[SUPPLIED RECORDS Boundary: Start]
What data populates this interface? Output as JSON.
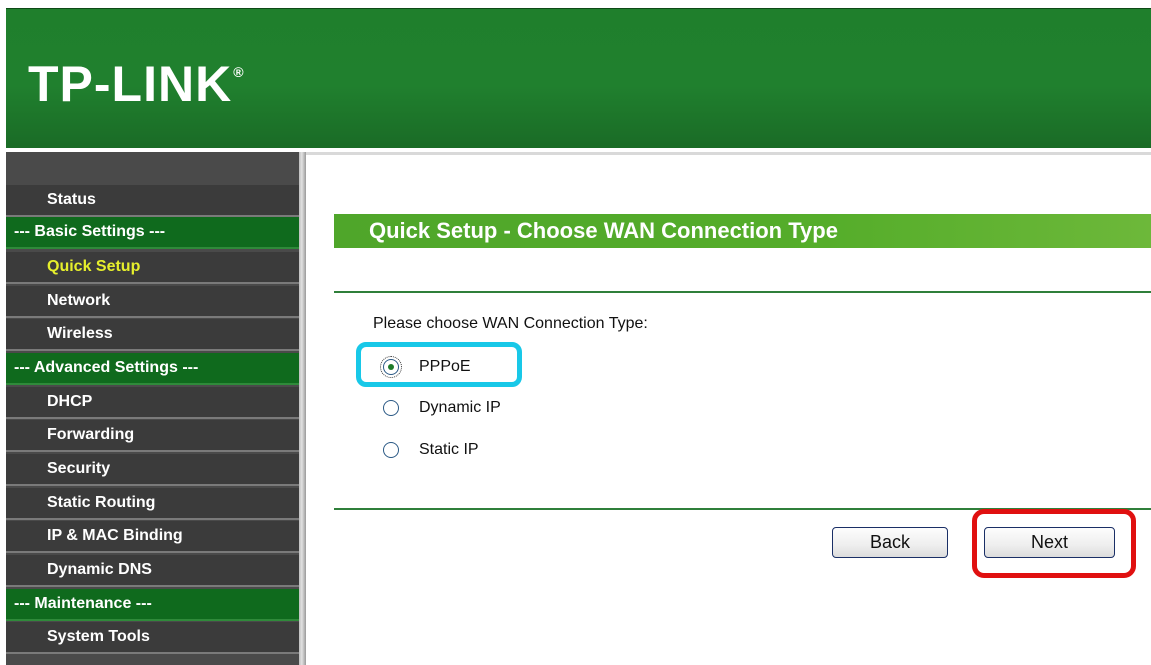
{
  "brand": {
    "logo_text": "TP-LINK",
    "logo_mark": "®"
  },
  "sidebar": {
    "items": [
      {
        "label": "Status",
        "type": "normal",
        "active": false
      },
      {
        "label": "--- Basic Settings ---",
        "type": "section",
        "active": false
      },
      {
        "label": "Quick Setup",
        "type": "normal",
        "active": true
      },
      {
        "label": "Network",
        "type": "normal",
        "active": false
      },
      {
        "label": "Wireless",
        "type": "normal",
        "active": false
      },
      {
        "label": "--- Advanced Settings ---",
        "type": "section",
        "active": false
      },
      {
        "label": "DHCP",
        "type": "normal",
        "active": false
      },
      {
        "label": "Forwarding",
        "type": "normal",
        "active": false
      },
      {
        "label": "Security",
        "type": "normal",
        "active": false
      },
      {
        "label": "Static Routing",
        "type": "normal",
        "active": false
      },
      {
        "label": "IP & MAC Binding",
        "type": "normal",
        "active": false
      },
      {
        "label": "Dynamic DNS",
        "type": "normal",
        "active": false
      },
      {
        "label": "--- Maintenance ---",
        "type": "section",
        "active": false
      },
      {
        "label": "System Tools",
        "type": "normal",
        "active": false
      }
    ]
  },
  "main": {
    "title": "Quick Setup - Choose WAN Connection Type",
    "prompt": "Please choose WAN Connection Type:",
    "options": [
      {
        "label": "PPPoE",
        "checked": true
      },
      {
        "label": "Dynamic IP",
        "checked": false
      },
      {
        "label": "Static IP",
        "checked": false
      }
    ],
    "back_label": "Back",
    "next_label": "Next"
  },
  "colors": {
    "header_green": "#20802e",
    "section_green": "#0f6a1d",
    "title_bar_green": "#55ad2a",
    "active_menu_text": "#e6ef2c",
    "annotation_cyan": "#18c8e8",
    "annotation_red": "#e01010"
  }
}
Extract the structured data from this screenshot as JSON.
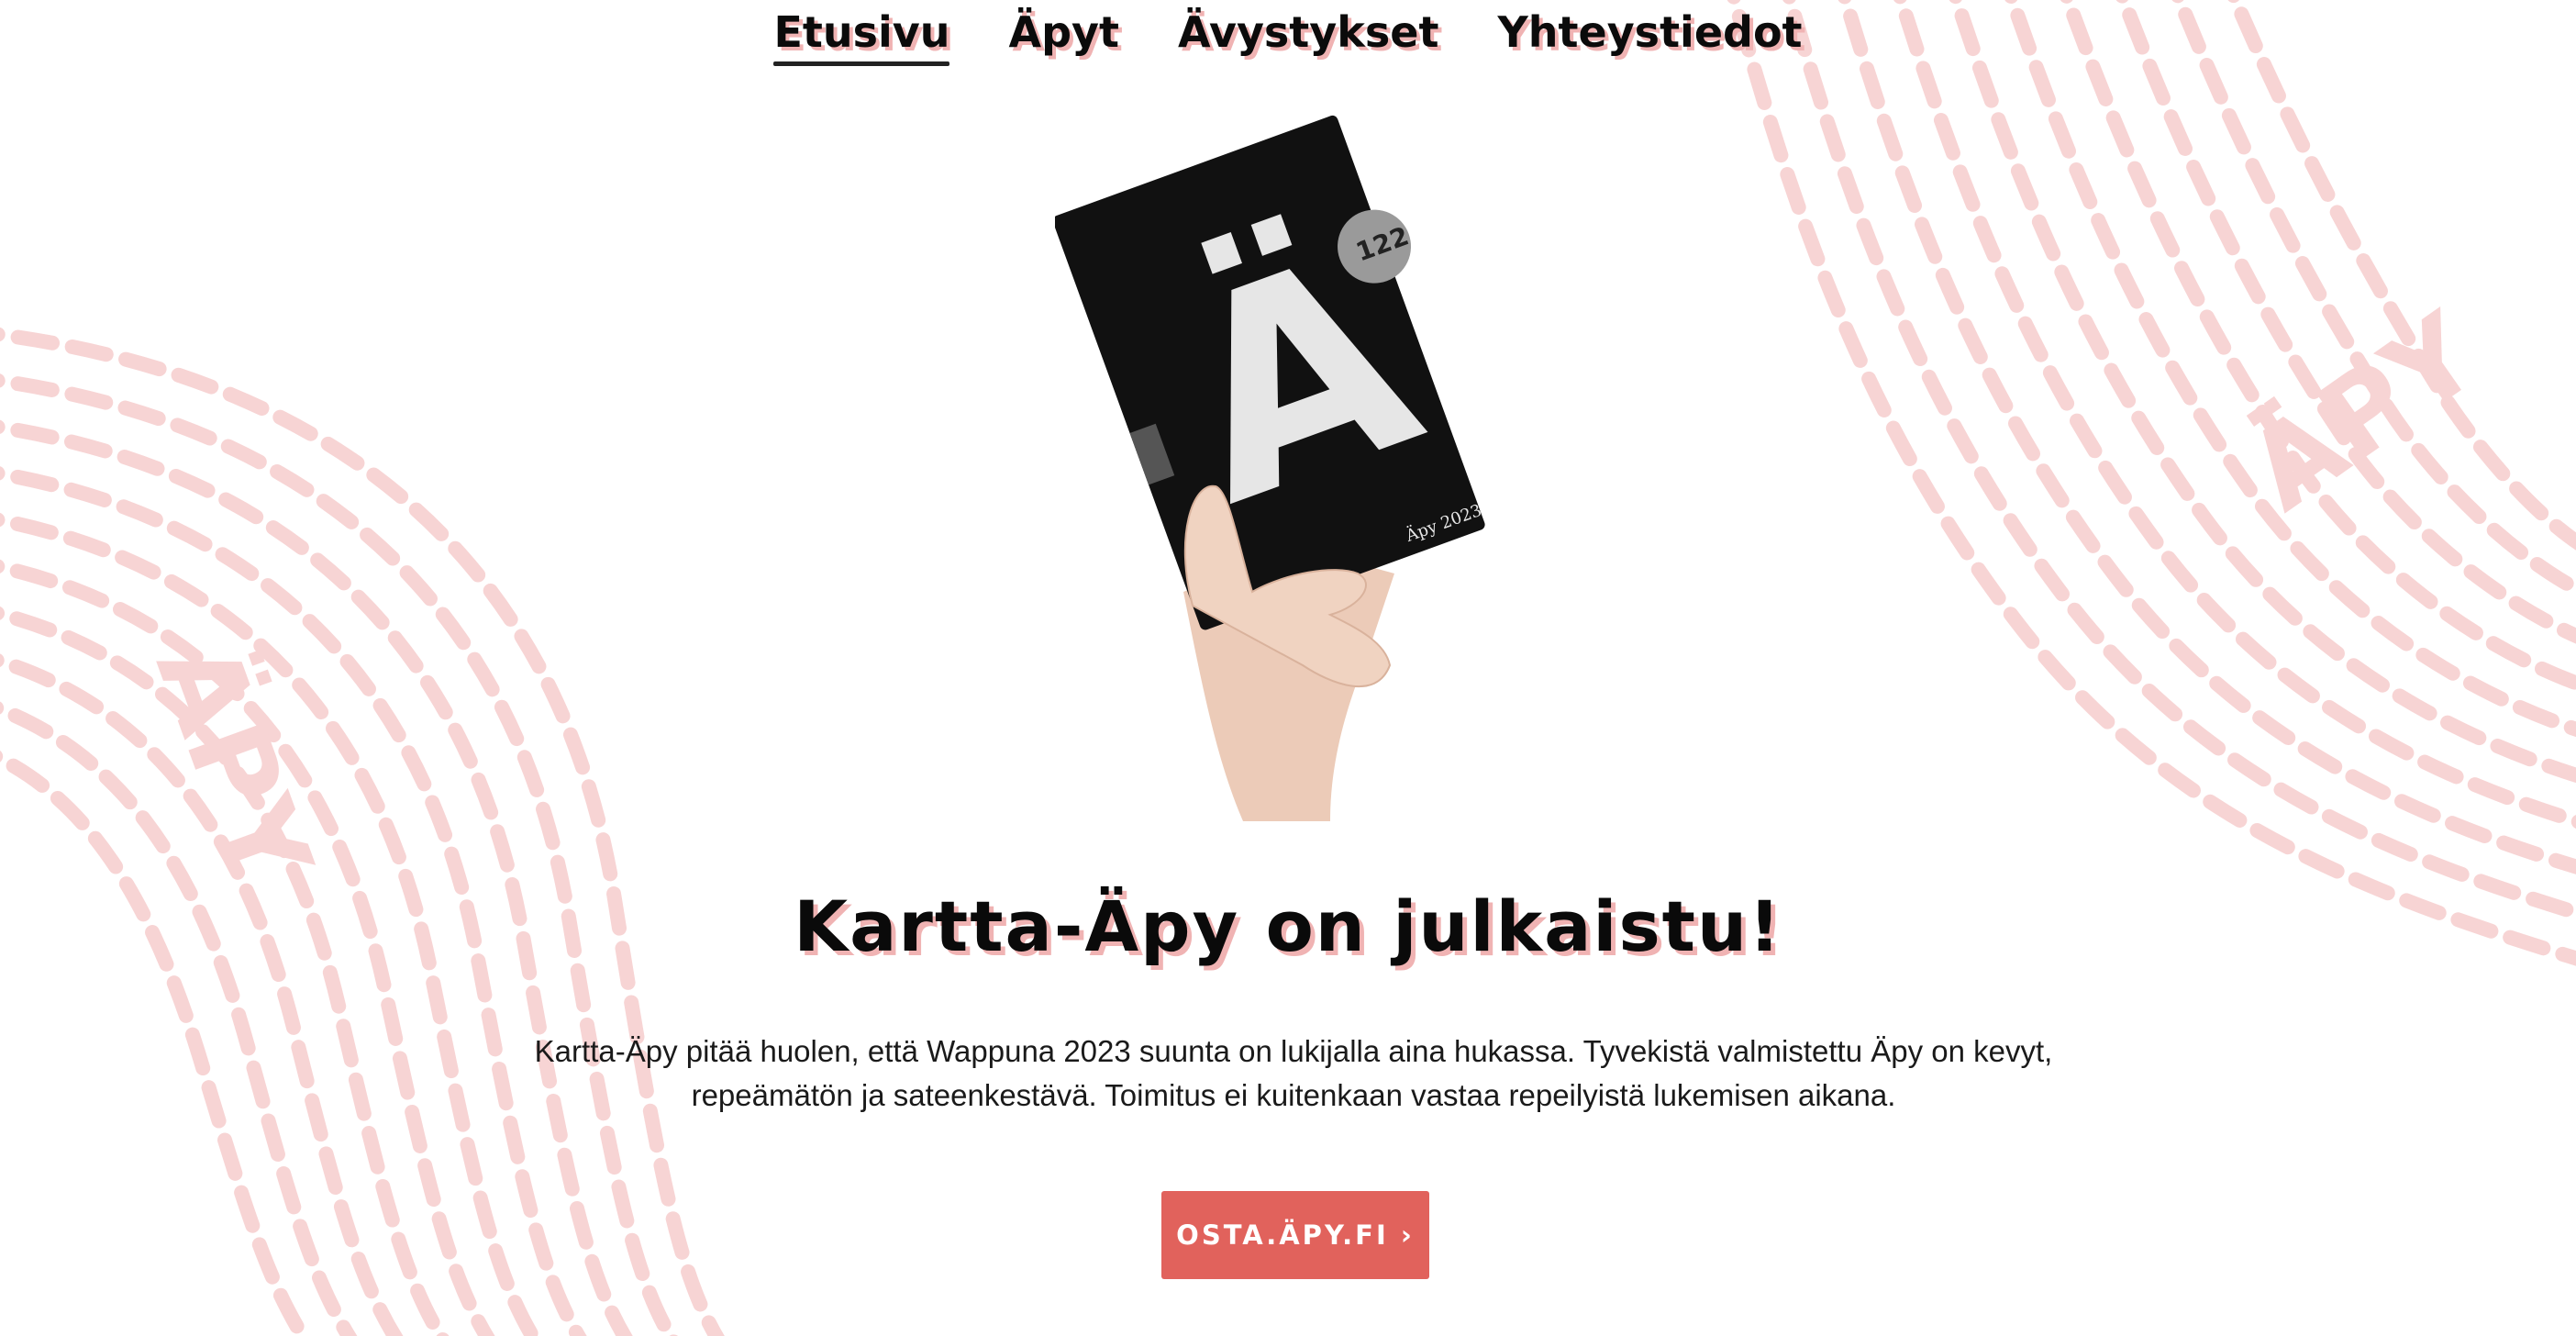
{
  "nav": {
    "items": [
      {
        "label": "Etusivu",
        "active": true
      },
      {
        "label": "Äpyt",
        "active": false
      },
      {
        "label": "Ävystykset",
        "active": false
      },
      {
        "label": "Yhteystiedot",
        "active": false
      }
    ]
  },
  "hero": {
    "cover_letter": "Ä",
    "cover_caption": "Äpy 2023",
    "cover_badge": "122"
  },
  "main": {
    "headline": "Kartta-Äpy on julkaistu!",
    "body": "Kartta-Äpy pitää huolen, että Wappuna 2023 suunta on lukijalla aina hukassa. Tyvekistä valmistettu Äpy on kevyt, repeämätön ja sateenkestävä. Toimitus ei kuitenkaan vastaa repeilyistä lukemisen aikana.",
    "cta_label": "OSTA.ÄPY.FI ›"
  },
  "background": {
    "pattern_text": "ÄPY"
  },
  "colors": {
    "accent": "#e1625c",
    "pattern": "#f6d3d3",
    "shadow": "#f0b3b3",
    "text": "#0a0a0a"
  }
}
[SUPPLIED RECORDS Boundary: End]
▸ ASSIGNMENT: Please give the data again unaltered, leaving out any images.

▸ WRITTEN REPLY:
What data populates this interface? Output as JSON.
{
  "brand": {
    "logo_text": "TP-LINK",
    "logo_mark": "®"
  },
  "sidebar": {
    "items": [
      {
        "label": "Status",
        "type": "normal",
        "active": false
      },
      {
        "label": "--- Basic Settings ---",
        "type": "section",
        "active": false
      },
      {
        "label": "Quick Setup",
        "type": "normal",
        "active": true
      },
      {
        "label": "Network",
        "type": "normal",
        "active": false
      },
      {
        "label": "Wireless",
        "type": "normal",
        "active": false
      },
      {
        "label": "--- Advanced Settings ---",
        "type": "section",
        "active": false
      },
      {
        "label": "DHCP",
        "type": "normal",
        "active": false
      },
      {
        "label": "Forwarding",
        "type": "normal",
        "active": false
      },
      {
        "label": "Security",
        "type": "normal",
        "active": false
      },
      {
        "label": "Static Routing",
        "type": "normal",
        "active": false
      },
      {
        "label": "IP & MAC Binding",
        "type": "normal",
        "active": false
      },
      {
        "label": "Dynamic DNS",
        "type": "normal",
        "active": false
      },
      {
        "label": "--- Maintenance ---",
        "type": "section",
        "active": false
      },
      {
        "label": "System Tools",
        "type": "normal",
        "active": false
      }
    ]
  },
  "main": {
    "title": "Quick Setup - Choose WAN Connection Type",
    "prompt": "Please choose WAN Connection Type:",
    "options": [
      {
        "label": "PPPoE",
        "checked": true
      },
      {
        "label": "Dynamic IP",
        "checked": false
      },
      {
        "label": "Static IP",
        "checked": false
      }
    ],
    "back_label": "Back",
    "next_label": "Next"
  },
  "colors": {
    "header_green": "#20802e",
    "section_green": "#0f6a1d",
    "title_bar_green": "#55ad2a",
    "active_menu_text": "#e6ef2c",
    "annotation_cyan": "#18c8e8",
    "annotation_red": "#e01010"
  }
}
Extract the structured data from this screenshot as JSON.
{
  "nav": {
    "items": [
      {
        "label": "Etusivu",
        "active": true
      },
      {
        "label": "Äpyt",
        "active": false
      },
      {
        "label": "Ävystykset",
        "active": false
      },
      {
        "label": "Yhteystiedot",
        "active": false
      }
    ]
  },
  "hero": {
    "cover_letter": "Ä",
    "cover_caption": "Äpy 2023",
    "cover_badge": "122"
  },
  "main": {
    "headline": "Kartta-Äpy on julkaistu!",
    "body": "Kartta-Äpy pitää huolen, että Wappuna 2023 suunta on lukijalla aina hukassa. Tyvekistä valmistettu Äpy on kevyt, repeämätön ja sateenkestävä. Toimitus ei kuitenkaan vastaa repeilyistä lukemisen aikana.",
    "cta_label": "OSTA.ÄPY.FI ›"
  },
  "background": {
    "pattern_text": "ÄPY"
  },
  "colors": {
    "accent": "#e1625c",
    "pattern": "#f6d3d3",
    "shadow": "#f0b3b3",
    "text": "#0a0a0a"
  }
}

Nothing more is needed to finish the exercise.